A high school student recognized that Christian stewardship means more than putting money in the offering plate.
“He isn’t wearing anything except a T-shirt and boxers!” my friend Gustavo exclaimed as Chris entered the dorm.
“I noticed,” I replied, and the thought crossed my mind, What are these crazy seniors up to now?
It was another Sabbath afternoon at Maxwell Adventist Academy, a boarding school for missionary kids in East Africa. I was sitting in the lobby of the boys’ dorm waiting for vespers and—more important to me—supper. Chris was a senior who could be described by us lowly freshmen only as “cool.” He wore the coolest clothes, always said the right things, and had no problem attracting the girls. As a result, we all wondered why in the world he would be outside the dorm wearing only his underwear. However, we did not have much time to speculate before worship started.
I was hungry and had a hard keeping my mind focused on what the speaker was saying. However, right before closing prayer, something caught my attention. The pastor was reading from the Gospels: “A poor widow came and put in two very small copper coins, worth only a fraction of a penny. Calling his disciples to him, Jesus said, ‘I tell you the truth, this poor widow has put more into the treasury than all others. They all gave out of their wealth; but she, out of her poverty, put in everything—all she had to live on.’ ”1
That verse stayed with me all the way through the supper line. When I sat down at the table with my friends, a girl at the table was in the middle of telling a story. “He brought almost all his clothes to the mission outreach to give them to the poor people.”
“Wait, who are we talking about?” I interrupted.
“Chris.” She paused to make sure I understood. “He brought almost all his clothes to town today.”
Now I was interested!
She continued, “Anyway, we started off by singing praise songs, and then we handed out food for the people who came. After that, for about an hour, we just talked with them about Jesus. Chris gave away all his clothes to a young guy with a really torn-up outfit and invited him to come to church next Sabbath. The guy seemed really happy, but said he couldn’t go because he didn’t have any church clothes to wear. Chris smiled and said it wouldn’t be a problem. Then he took off the clothes he was wearing—he hadn’t changed out of his church clothes—and gave them to the guy, shoes and all!”
She went on about how much fun the outreach had been, but I was not listening anymore; I was completely taken aback.

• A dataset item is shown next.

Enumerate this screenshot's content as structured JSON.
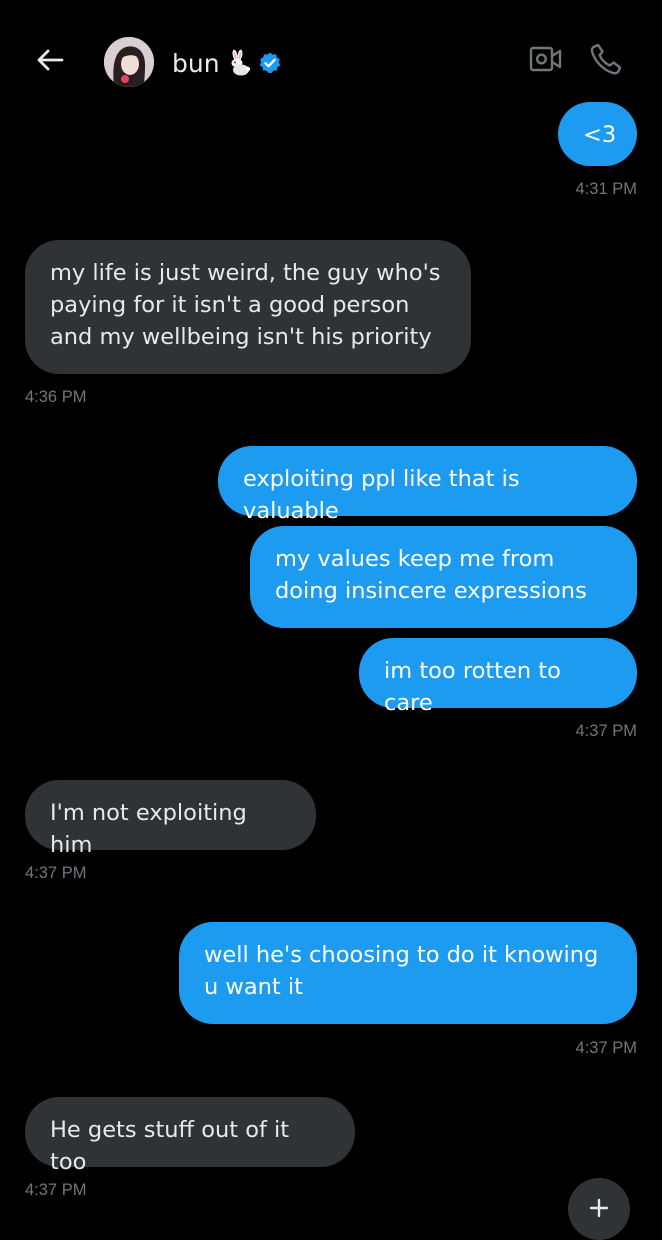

Chris’s selfless action put the verse I’d heard earlier into perspective. The story wasn’t new to me, but it hadn’t been real to me either. By putting Scripture into action, Chris didn’t affect just the poor man. He touched me too. If the pastor had done the same act, I am not sure if it would have had nearly the impact on me. Chris was someone that I looked up to, not so much as a “holy” figure, but as an older, more mature peer. I think God knew that as well.
As often happens with spiritual experiences, they dim and we need a reminder. Well, for me it only took a few days for the experience to begin dimming. I didn’t understand the significance of altering one person’s spiritual life. It was not until the next Sabbath that I finally understood the full weight of what Chris had done.
I was sitting in church with a group of friends when Chris walked by wearing a pair of borrowed pants. With him was a stranger—the man Chris had helped—and he’d come to church just as Chris had invited him to!
The sermon began, and as usual, I had difficulty keeping my attention focused on the pastor’s words.
However, this week he again quoted a verse that caught my ear: “I tell you that in the same way there will be rejoicing in heaven over one sinner who repents than over ninety-nine righteous persons who do not need to repent.”2
As I sat there, it all began to click. Chris hadn’t just clothed an unclothed man; he’d caused a party in heaven! I didn’t hear any more of the sermon—I was too busy trying to imagine what a party in heaven must be like.
Joel Kotanko writes from Lincoln, Nebraska.